Judge Grants Protection To COPA in Police Shooting
Circuit Court Judge James N. O’Hara ruled Wednesday that the agency investigating allegations of police misconduct will not have to turn over the findings of third parties used by the agency in the investigation of a 2015 fatal police shooting.
Claiming “consultant privilege,” Judge O’Hara ruled that third parties hired by the Civilian Office of Police Accountability (COPA) to investigate the 2015 fatal police shooting of Quintonio LeGrier and an innocent bystander, Bettie Jones, by Chicago Police Officer Robert Rialmo will not have to reveal any conclusions made by at least two outside parties.
COPA has ruled that the shooting of LeGrier, who wielded a bat and charged at officers responding to a domestic disturbance call, was unjustified. The FOP has strongly denounced the ruling.
From the Sun-Times:
Leaders of the rank-and-file Chicago Police officers’ union on Friday slammed the city’s police oversight agency, demanding a “clarification” on use-of-force policies a day after Officer Robert Rialmo’s 2015 shooting of Quintonio LeGrier and Bettie Jones was ruled unjustified.
“If an offender is wielding a bat against an officer, must he or she wait until they are actually struck before they can defend themselves?” union officials wrote in a statement.
“Must they wait until they see a muzzle flash of a gun before any attempts to protect their lives and those of the public would be deemed reasonable?
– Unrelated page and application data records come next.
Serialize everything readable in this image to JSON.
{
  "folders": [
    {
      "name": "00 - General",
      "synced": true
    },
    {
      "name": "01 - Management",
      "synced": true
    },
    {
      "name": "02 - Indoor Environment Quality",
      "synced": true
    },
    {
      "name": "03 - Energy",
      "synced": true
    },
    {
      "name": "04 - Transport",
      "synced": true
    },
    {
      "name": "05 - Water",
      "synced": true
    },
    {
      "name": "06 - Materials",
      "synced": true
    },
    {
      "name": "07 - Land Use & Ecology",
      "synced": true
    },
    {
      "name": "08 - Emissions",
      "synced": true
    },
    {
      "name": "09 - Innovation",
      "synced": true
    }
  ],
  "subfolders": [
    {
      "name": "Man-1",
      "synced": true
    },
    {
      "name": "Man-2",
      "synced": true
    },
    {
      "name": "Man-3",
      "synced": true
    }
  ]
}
How far can the weapon be found from an offender before an officer’s use of force is deemed legitimate? Six feet? Ten feet? Fifteen?”
In response to COPA’s ruling that the shooting was unjustified, attorneys for the FOP filed a Freedom of Information (FOIA) request. That request ultimately revealed that at least two outside parties had been hired by the city in their investigation, but the hiring of these investigators and their findings were kept secret. The city also failed to turn over the findings to prosecutors as well as Superintendent Eddie Johnson, who now must decide whether Officer Rialmo should be recommended for firing.
According to the Sun-Times, Johnson sent a letter to COPA:
Johnson has a 60-day window in which to decide whether he will recommend that the Police Board fire Rialmo — but in the letter, he makes it clear that he won’t start the clock until COPA comes clean with the “entire file and relevant evidence” in the case.
“Despite the fact that COPA informed the media of its final opinion, CPD has not received the entire file. I am requesting that COPA confirm that CPD has everything that COPA consulted or relied upon in rendering its opinion in this matter and ask that COPA provide every document that is relevant to this investigation, including but not limited to exhibits, witness interviews, videos and expert reports,” Johnson wrote in the letter, which was obtained by the Chicago Sun-Times.
“It is only upon receipts of those materials that COPA will have complied with the ordinance and it is only then that CPD can complete a full review of this investigation.”
Judge O’Hara’s ruling means a key question remains unanswered: Did these third parties conclude that the shooting of LeGrier, who was wielding a bat when Officer Rialmo shot him, was justified?
Another question emerges, this one about the Chicago media: How will the Chicago media respond to the ruling by Judge O’Hara? Strikingly, there was no report by the media about O’Hara’s ruling. Will Chicago’s reporters now ignore the findings of these third parties?
Imagine for a moment if the city were keeping secret third-party findings in a story that might cast a shadow on a Chicago Police detective. Would the reporters remain silent about it, then? Would they challenge such a ruling?